County doing the right thing in lawsuit
When local government does the right thing it deserves to be commended. That’s the case with Chambers County becoming a party in legal action against U.S. pharmaceutical companies because of the opioid problem.
On the local, state and national level, opioid addiction is a dire and heartbreaking reality. It’s a disgrace the role big pharma has played in it. There’s no way they can wash their hands of it and say that they didn’t know. Just like the big tobacco companies before them, they put profits over humanity.
One can’t help but ask the question, who has done more harm to their fellow man, the people who sell illegal drugs like marijuana, cocaine, meth and so on or those who have manufactured great quantities of addictive pain killers, knowing full well that what they were making went well beyond legitimate medicinal use. Just like tobacco companies, they had to know they were raking in piles of money off of addiction.
Just as drug dealers have to kn0w that what they are pushing on the street ruins people’s lives, big pharma had to know this, too.
Chambers County Attorney Skip McCoy says that there is a benefit-risk assessment that’s involved.
“They want to see how much money they can make before they are exposed to liability,” he said. “The bad thing about opioid addiction is all the parallels that come off of it. The user’s life is ruined, and more often than not, they are the head of a household. When they are strung out and can no longer support their family, it puts them in a bad situation. Children may commit crimes to support their family, and this winds up on the door of the court system.”
Due to budget cuts, the state of Alabama does not currently have the mental health services needed to deal with the kinds of problems posed by opioid addiction.
Alabama is a state that has been especially hard hit by opioid addiction. Four Alabama cities – Anniston, Gadsden, Montgomery and Tuscaloosa – rank among the top 15 places in the U.S. per capita in terms of opioid addiction.
There’s a trickle down factor here. The economic damage due to opioid addiction trickles down to the local taxpayer. State and local communities have to absorb higher costs for counseling, rehab services, the costs of taking care of children who are born with opioid-related medical conditions and the added costs of law enforcement to deal with these problems.
According to the Centers for Disease Control in Atlanta, opioid addiction has killed more than 180,000 people in the U.S. since 1999 and more than 40,000 last year alone.
It’s a deadly problem that’s not going to take care of itself by doing nothing.
That’s where the courts come it. They are the great levelers in our society. It’s through the justice system that each and every person matters. When little people are exploited by large corporations for profit, the court system is the only means of being able to do what’s right.

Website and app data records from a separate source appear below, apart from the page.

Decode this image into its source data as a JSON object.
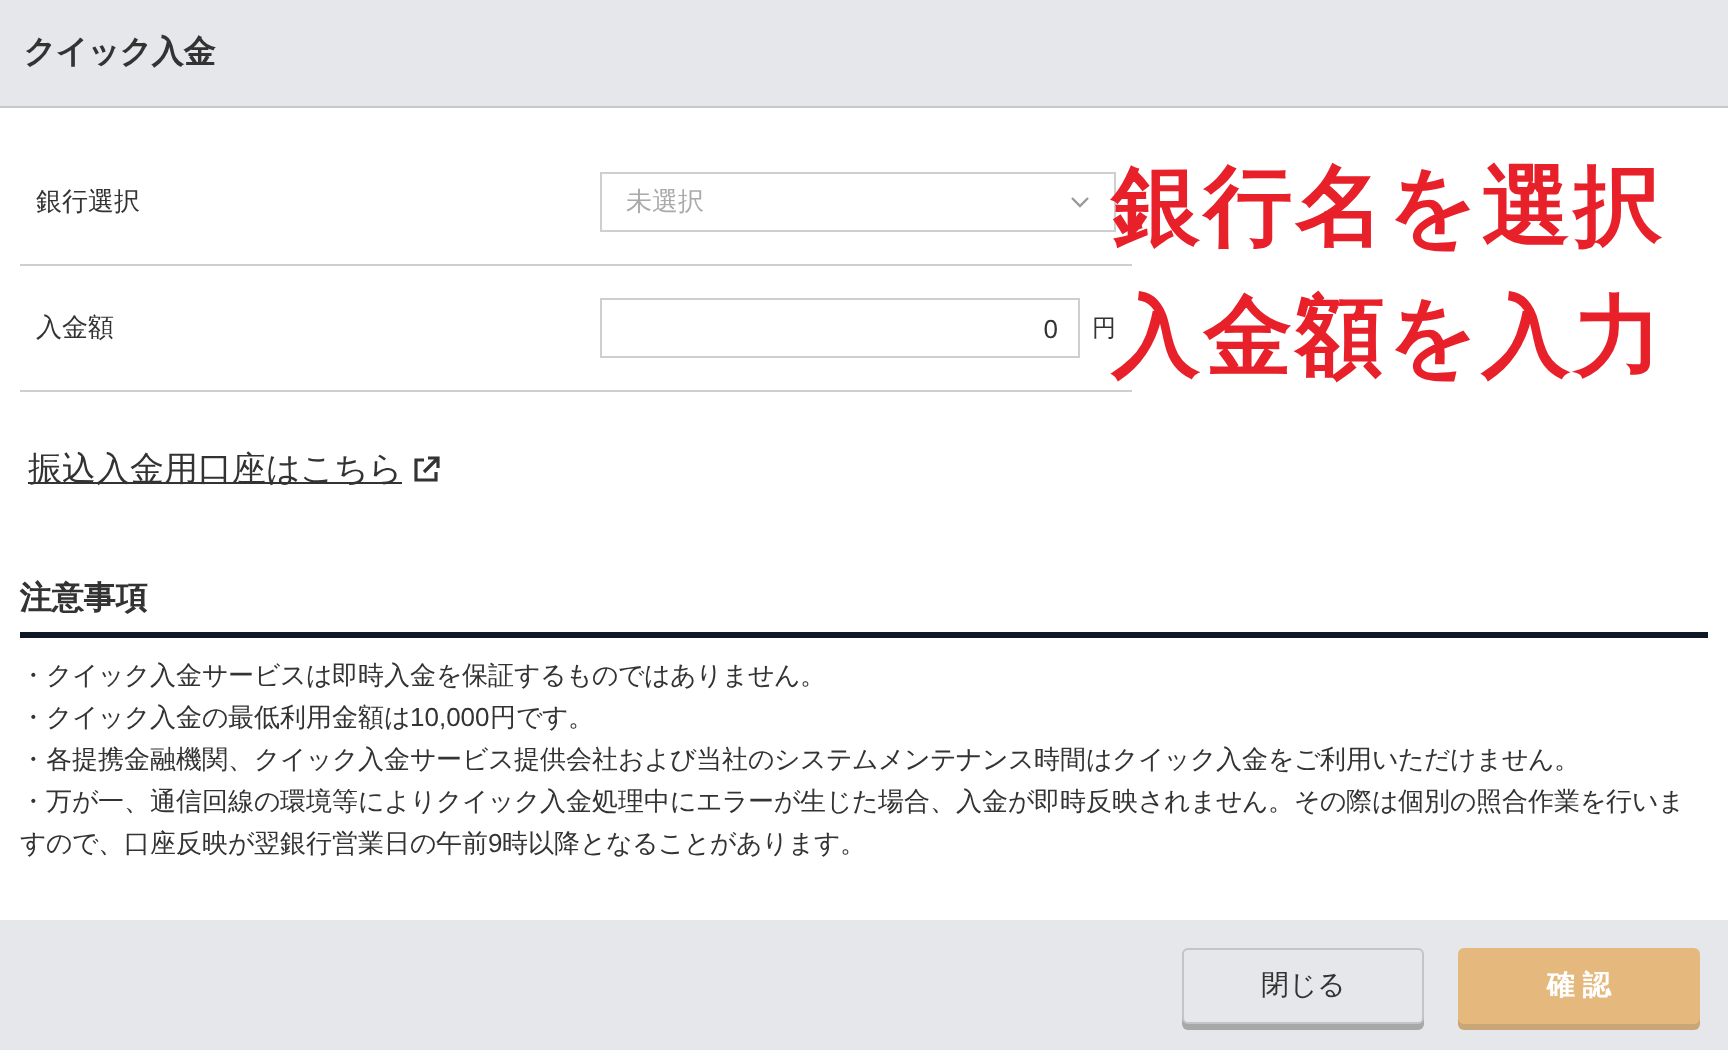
{
  "window": {
    "title": "クイック入金"
  },
  "form": {
    "rows": [
      {
        "kind": "select",
        "label": "銀行選択",
        "placeholder": "未選択"
      },
      {
        "kind": "amount",
        "label": "入金額",
        "value": "0",
        "unit": "円"
      }
    ]
  },
  "link": {
    "label": "振込入金用口座はこちら"
  },
  "notes": {
    "title": "注意事項",
    "items": [
      "・クイック入金サービスは即時入金を保証するものではありません。",
      "・クイック入金の最低利用金額は10,000円です。",
      "・各提携金融機関、クイック入金サービス提供会社および当社のシステムメンテナンス時間はクイック入金をご利用いただけません。",
      "・万が一、通信回線の環境等によりクイック入金処理中にエラーが生じた場合、入金が即時反映されません。その際は個別の照合作業を行いますので、口座反映が翌銀行営業日の午前9時以降となることがあります。"
    ]
  },
  "annotations": [
    "銀行名を選択",
    "入金額を入力"
  ],
  "buttons": [
    {
      "label": "閉じる",
      "kind": "secondary",
      "disabled": false
    },
    {
      "label": "確 認",
      "kind": "primary",
      "disabled": true
    }
  ]
}
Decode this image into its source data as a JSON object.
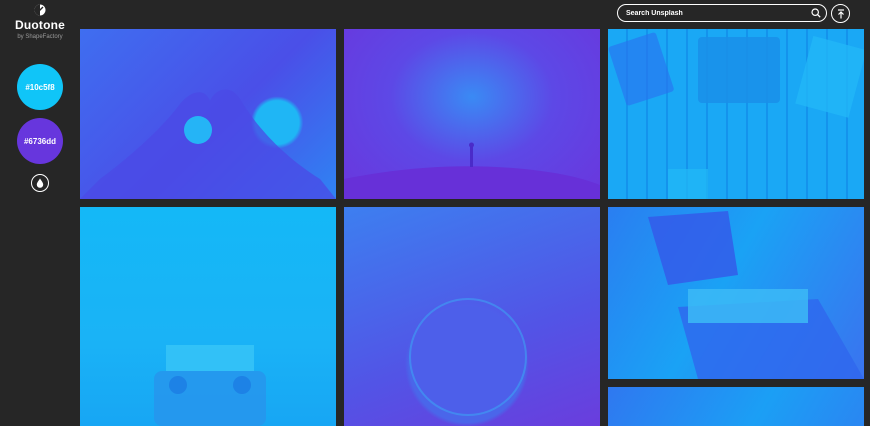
{
  "brand": {
    "name": "Duotone",
    "byline": "by ShapeFactory"
  },
  "palette": {
    "color_one": "#10c5f8",
    "color_two": "#6736dd"
  },
  "search": {
    "placeholder": "Search Unsplash"
  },
  "icons": {
    "logo": "half-circle-logo-icon",
    "drop": "water-drop-icon",
    "search": "search-icon",
    "back_to_top": "arrow-up-to-line-icon"
  }
}
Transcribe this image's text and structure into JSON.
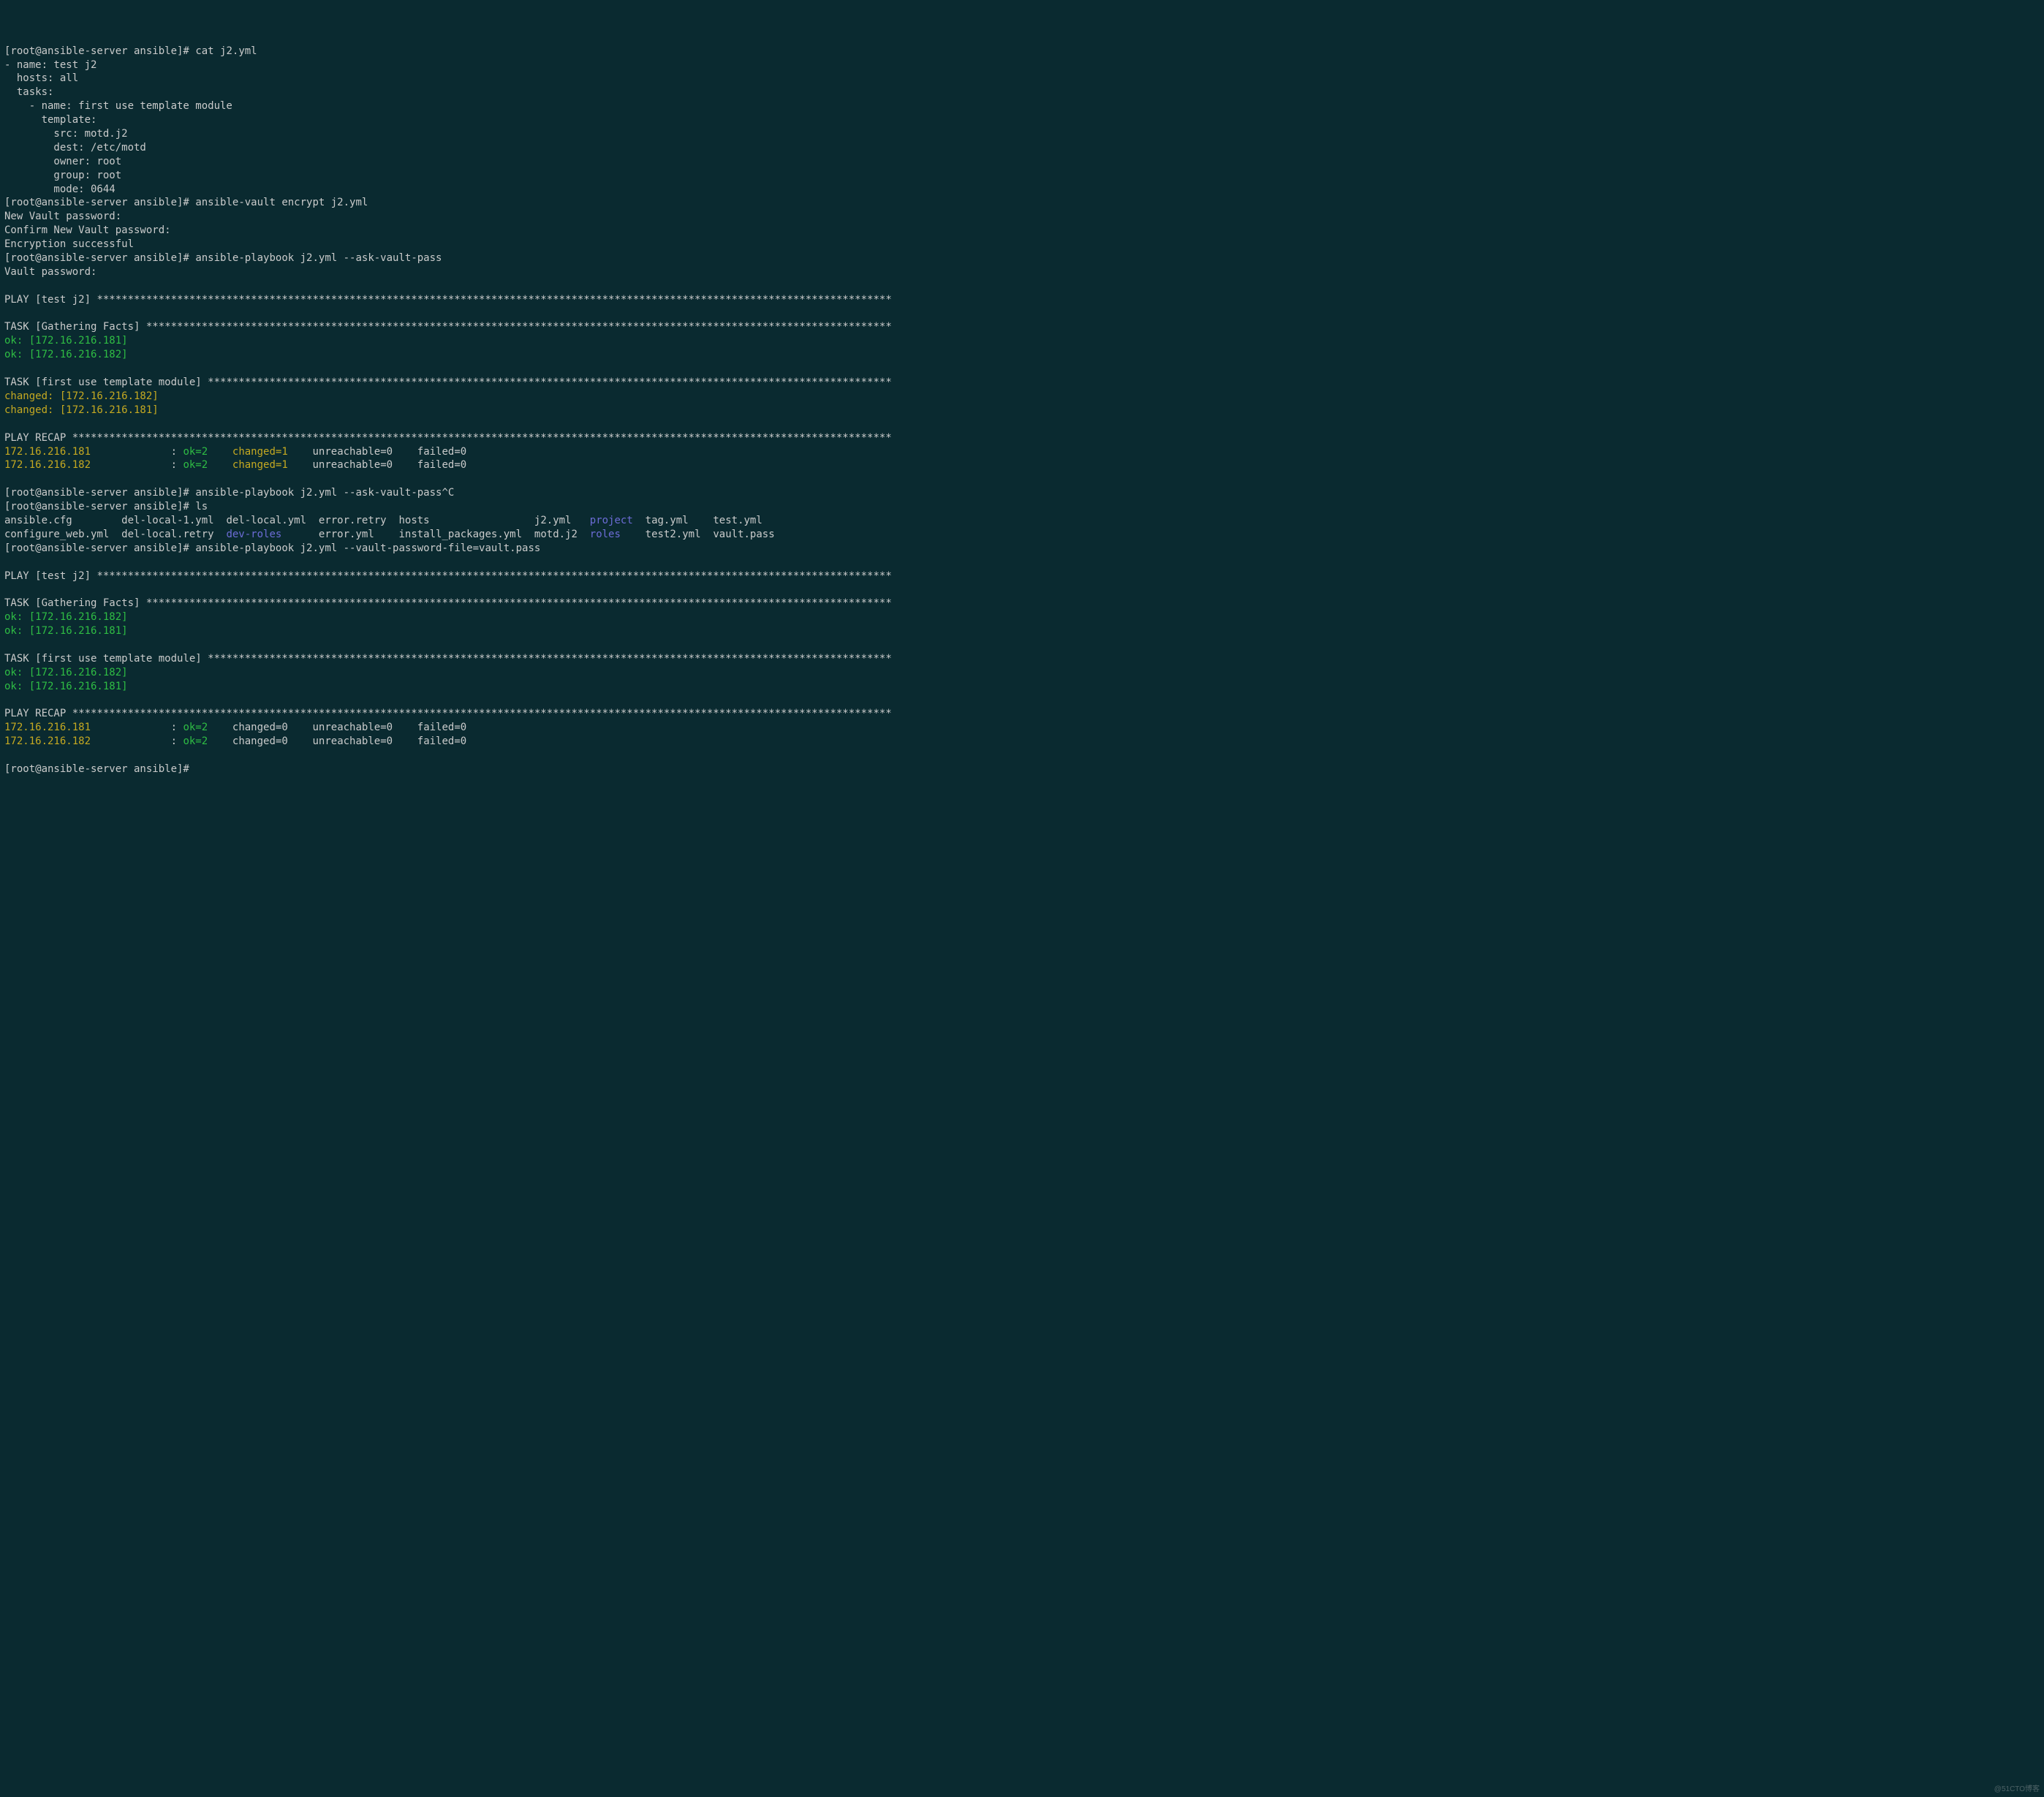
{
  "prompt": "[root@ansible-server ansible]#",
  "cmd_cat": "cat j2.yml",
  "yml_lines": [
    "- name: test j2",
    "  hosts: all",
    "  tasks:",
    "    - name: first use template module",
    "      template:",
    "        src: motd.j2",
    "        dest: /etc/motd",
    "        owner: root",
    "        group: root",
    "        mode: 0644"
  ],
  "cmd_encrypt": "ansible-vault encrypt j2.yml",
  "vault_new_pass": "New Vault password: ",
  "vault_confirm": "Confirm New Vault password: ",
  "vault_success": "Encryption successful",
  "cmd_playbook1": "ansible-playbook j2.yml --ask-vault-pass",
  "vault_pass": "Vault password: ",
  "play_header": "PLAY [test j2] ",
  "task_gather": "TASK [Gathering Facts] ",
  "ok_181": "ok: [172.16.216.181]",
  "ok_182": "ok: [172.16.216.182]",
  "task_template": "TASK [first use template module] ",
  "changed_182": "changed: [172.16.216.182]",
  "changed_181": "changed: [172.16.216.181]",
  "recap_header": "PLAY RECAP ",
  "recap1": {
    "host1": "172.16.216.181             ",
    "host2": "172.16.216.182             ",
    "colon": ": ",
    "ok": "ok=2   ",
    "changed": "changed=1   ",
    "rest": "unreachable=0    failed=0   "
  },
  "cmd_playbook_c": "ansible-playbook j2.yml --ask-vault-pass^C",
  "cmd_ls": "ls",
  "ls_row1": {
    "c1": "ansible.cfg        ",
    "c2": "del-local-1.yml  ",
    "c3": "del-local.yml  ",
    "c4": "error.retry  ",
    "c5": "hosts                 ",
    "c6": "j2.yml   ",
    "c7": "project",
    "c8": "  tag.yml    ",
    "c9": "test.yml"
  },
  "ls_row2": {
    "c1": "configure_web.yml  ",
    "c2": "del-local.retry  ",
    "c3": "dev-roles",
    "c4": "      error.yml    ",
    "c5": "install_packages.yml  ",
    "c6": "motd.j2  ",
    "c7": "roles",
    "c8": "    test2.yml  ",
    "c9": "vault.pass"
  },
  "cmd_playbook2": "ansible-playbook j2.yml --vault-password-file=vault.pass",
  "recap2": {
    "host1": "172.16.216.181             ",
    "host2": "172.16.216.182             ",
    "colon": ": ",
    "ok": "ok=2   ",
    "changed": "changed=0   ",
    "rest": "unreachable=0    failed=0   "
  },
  "stars_play": "*********************************************************************************************************************************",
  "stars_gather": "*************************************************************************************************************************",
  "stars_template": "***************************************************************************************************************",
  "stars_recap": "*************************************************************************************************************************************",
  "watermark": "@51CTO博客"
}
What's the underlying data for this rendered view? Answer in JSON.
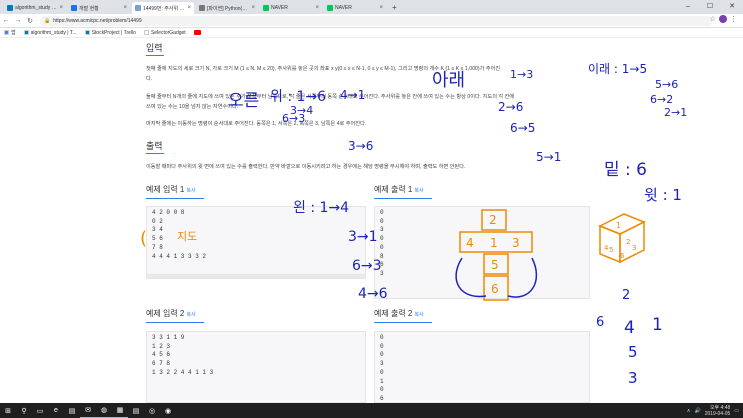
{
  "browser": {
    "tabs": [
      {
        "label": "algorithm_study | Trello",
        "color": "#0079bf",
        "active": false
      },
      {
        "label": "개발 현황",
        "color": "#1a73e8",
        "active": false
      },
      {
        "label": "14499번: 주사위 굴리기",
        "color": "#7aa1d2",
        "active": true
      },
      {
        "label": "[파이썬] Python(파이썬): 표준 출력",
        "color": "#777777",
        "active": false
      },
      {
        "label": "NAVER",
        "color": "#03c75a",
        "active": false
      },
      {
        "label": "NAVER",
        "color": "#03c75a",
        "active": false
      }
    ],
    "url": "https://www.acmicpc.net/problem/14499",
    "bookmarks": [
      {
        "label": "앱",
        "color": "#4285f4"
      },
      {
        "label": "algorithm_study | T...",
        "color": "#0079bf"
      },
      {
        "label": "StockProject | Trello",
        "color": "#0079bf"
      },
      {
        "label": "SelectorGadget",
        "color": "#ffffff"
      }
    ]
  },
  "problem": {
    "input_heading": "입력",
    "input_lines": [
      "첫째 줄에 지도의 세로 크기 N, 가로 크기 M (1 ≤ N, M ≤ 20), 주사위를 놓은 곳의 좌표 x y(0 ≤ x ≤ N-1, 0 ≤ y ≤ M-1), 그리고 명령의 개수 K (1 ≤ K ≤ 1,000)가 주어진",
      "다.",
      "둘째 줄부터 N개의 줄에 지도에 쓰여 있는 수가 북쪽부터 남쪽으로, 각 줄은 서쪽부터 동쪽 순서대로 주어진다. 주사위를 놓은 칸에 쓰여 있는 수는 항상 0이다. 지도의 각 칸에",
      "쓰여 있는 수는 10을 넘지 않는 자연수이다.",
      "마지막 줄에는 이동하는 명령이 순서대로 주어진다. 동쪽은 1, 서쪽은 2, 북쪽은 3, 남쪽은 4로 주어진다."
    ],
    "output_heading": "출력",
    "output_text": "이동할 때마다 주사위의 윗 면에 쓰여 있는 수를 출력한다. 만약 바깥으로 이동시키려고 하는 경우에는 해당 명령을 무시해야 하며, 출력도 하면 안된다.",
    "copy_label": "복사",
    "samples": [
      {
        "title": "예제 입력 1",
        "lines": [
          "4 2 0 0 8",
          "0 2",
          "3 4",
          "5 6",
          "7 8",
          "4 4 4 1 3 3 3 2"
        ]
      },
      {
        "title": "예제 출력 1",
        "lines": [
          "0",
          "0",
          "3",
          "0",
          "0",
          "8",
          "6",
          "3"
        ]
      },
      {
        "title": "예제 입력 2",
        "lines": [
          "3 3 1 1 9",
          "1 2 3",
          "4 5 6",
          "6 7 8",
          "1 3 2 2 4 4 1 1 3"
        ]
      },
      {
        "title": "예제 출력 2",
        "lines": [
          "0",
          "0",
          "0",
          "3",
          "0",
          "1",
          "0",
          "6"
        ]
      }
    ]
  },
  "handwriting": {
    "blue": [
      "이래 : 1→5",
      "5→6",
      "6→2",
      "2→1",
      "오른",
      "위 : 1→6",
      "4→1",
      "3→4",
      "6→3",
      "2→6",
      "6→5",
      "5→1",
      "3→6",
      "아래",
      "1→3",
      "왼 : 1→4",
      "3→1",
      "6→3",
      "4→6",
      "밑 : 6",
      "윗 : 1"
    ],
    "orange_map": "지도",
    "dice_net": [
      "2",
      "4",
      "1",
      "3",
      "5",
      "6"
    ],
    "dice_faces": [
      "1",
      "4",
      "5",
      "6",
      "2",
      "3"
    ],
    "orange_list": [
      "2",
      "6",
      "4",
      "1",
      "5",
      "3"
    ]
  },
  "taskbar": {
    "time": "오후 4:48",
    "date": "2019-04-05",
    "apps": [
      "⊞",
      "⚲",
      "▭",
      "e",
      "▤",
      "✉",
      "◍",
      "▦",
      "▤",
      "◎",
      "◉"
    ]
  }
}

Thank you, Chambers County, for making a courageous stand for what’s right. Thank you for standing up for the people and not the large corporations.